I’m back at my parent’s house in Kent this week, and my first task was to clean out the obnoxious amount of storage boxes I had in their attic. I have a tendency to store ‘memories’, with the consequence of having twice as many boxes as my two sisters combined. The benefit of this, though, is that when going through my stuff I find wonderful tit-bits that remind me what my life was like in the years passed.

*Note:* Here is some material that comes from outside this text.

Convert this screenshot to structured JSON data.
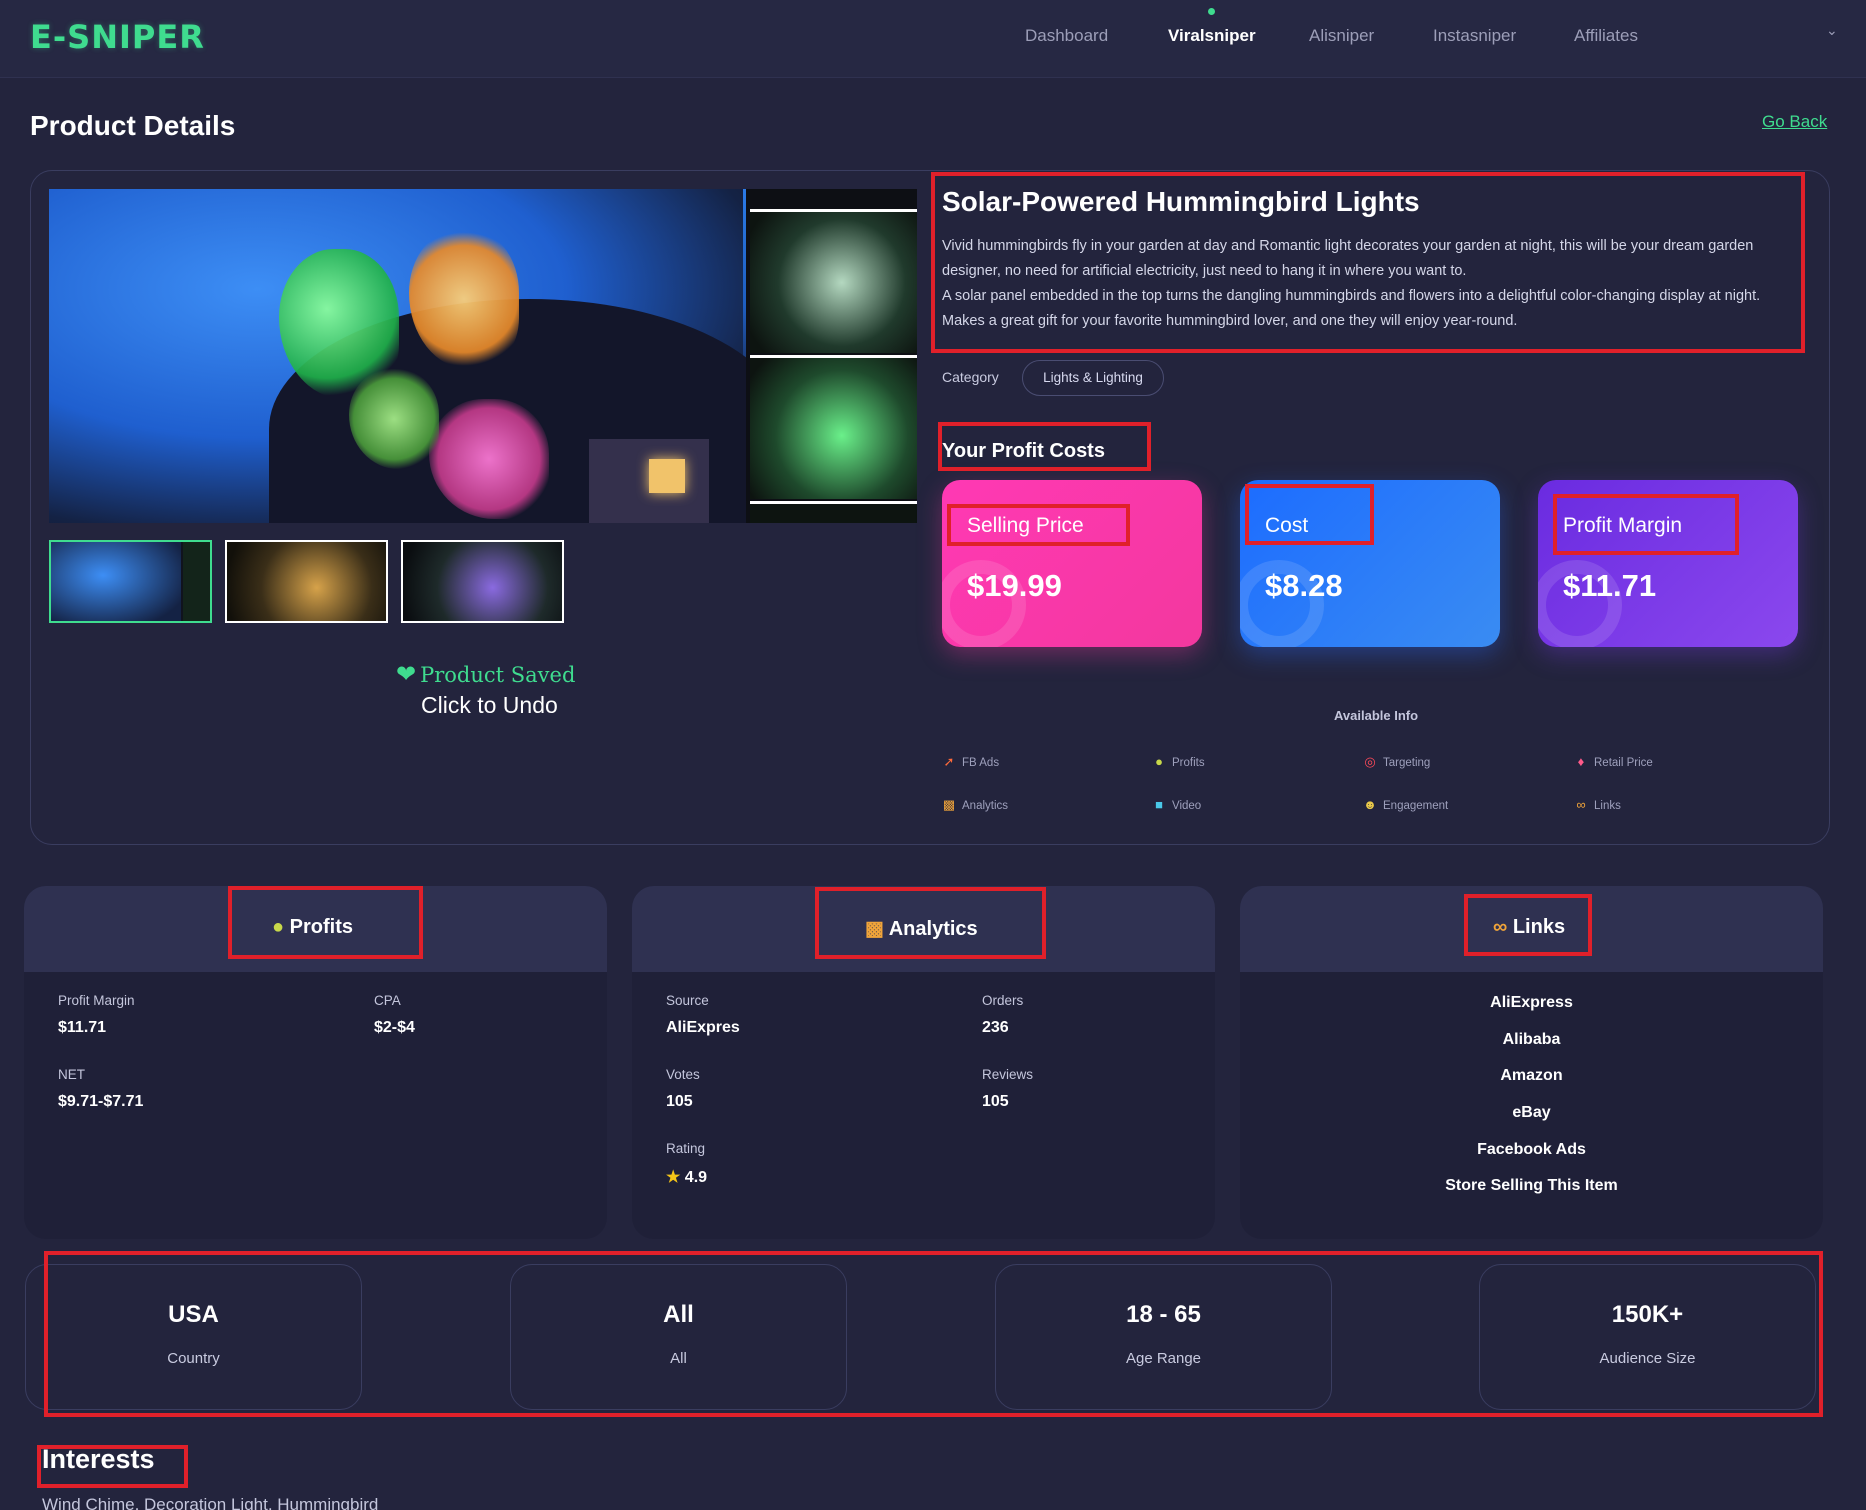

Today, I came across an old school report from 2006. Reading this (see pictures below), it is extraordinary that I would be where I am now. At that time, there was absolutely no indication that I’d even get into university – let alone that 10 years later I would be doing my third degree at Oxford after getting firsts in my BA and Msc. I was a troubled teenager suffering with long-term illnesses that had, unsurprisingly, a detrimental effect on my school work. Back then, the pressure was just to pass my exams in the core of English, Maths, and Science. I did manage to scrape through, just about. In fact, it was psychology that gave me the impetus to do this. Around the time of this report, I had realised that I really wanted to study psychology. I faced a problem, though: for my school to allow me to study psychology for my A-Levels, I needed to get good grades. For the first time, I think, I actually had a strong internal motivation to study, and spent months (ineffectively, as it turns out) staring at my science and maths books trying to make sense of it all.
In the end I did pass, and was able to study psychology (with Philosophy / Ethics and English Literature) at my A-Levels. To my surprise – and to everyone else’ – I actually excelled in this. I had discovered subjects that I really loved, and where studying wasn’t a chore but was actually fun. I did well in these subjects. In fact, at the risk of sounding boastful, I did really well. This was despite the fact that during my final year of high school I became very ill and had to spend months out of school while I was in and out of hospital. Indeed, despite the illness and previous bad grades, when my final results came through I discovered I had achieved 100% marks in half of my modules in English Literature and Philosophy / Ethics, and the school ‘Psychology Prize’ for my grades in psychology. Saying I was surprised would be an understatement.
After this academic U-turn, a few teachers suggested that I should apply to Oxford. My parents were excited, because no-one in my family had previously gone to university. My heart (at the time) was actually set on going to UCL to study Scandinavian Studies, but I applied to Oxford still on the off-chance. Needless to say – astoundingly – my interviewers saw some potential in me and offered me a place just before Christmas of 2008. A week later, on January 1st 2009, I embarked on my mega-trip where I travelled completely overland by train from London to Thailand. I’m pretty certain that no-one saw that coming. Things had certainly turned around a lot in two years.
I suppose the point of this reflection is to highlight that it was never certain – or even likely – that I’d end up going to Oxford. My life could easily have continued on the track of scraping through my studies and then job with minimal effort. That this all changed just because I discovered my academic passion and had the support of some amazing teachers and friends never ceases to amaze me. And I think that I am a good example of why we should encourage children’s potential throughout their studies. Some people really are late bloomers, and that doesn’t mean they are better or worse students in the long-term. People took a chance on me, and I know that if I ever can, I’ll do the same to some other future-me.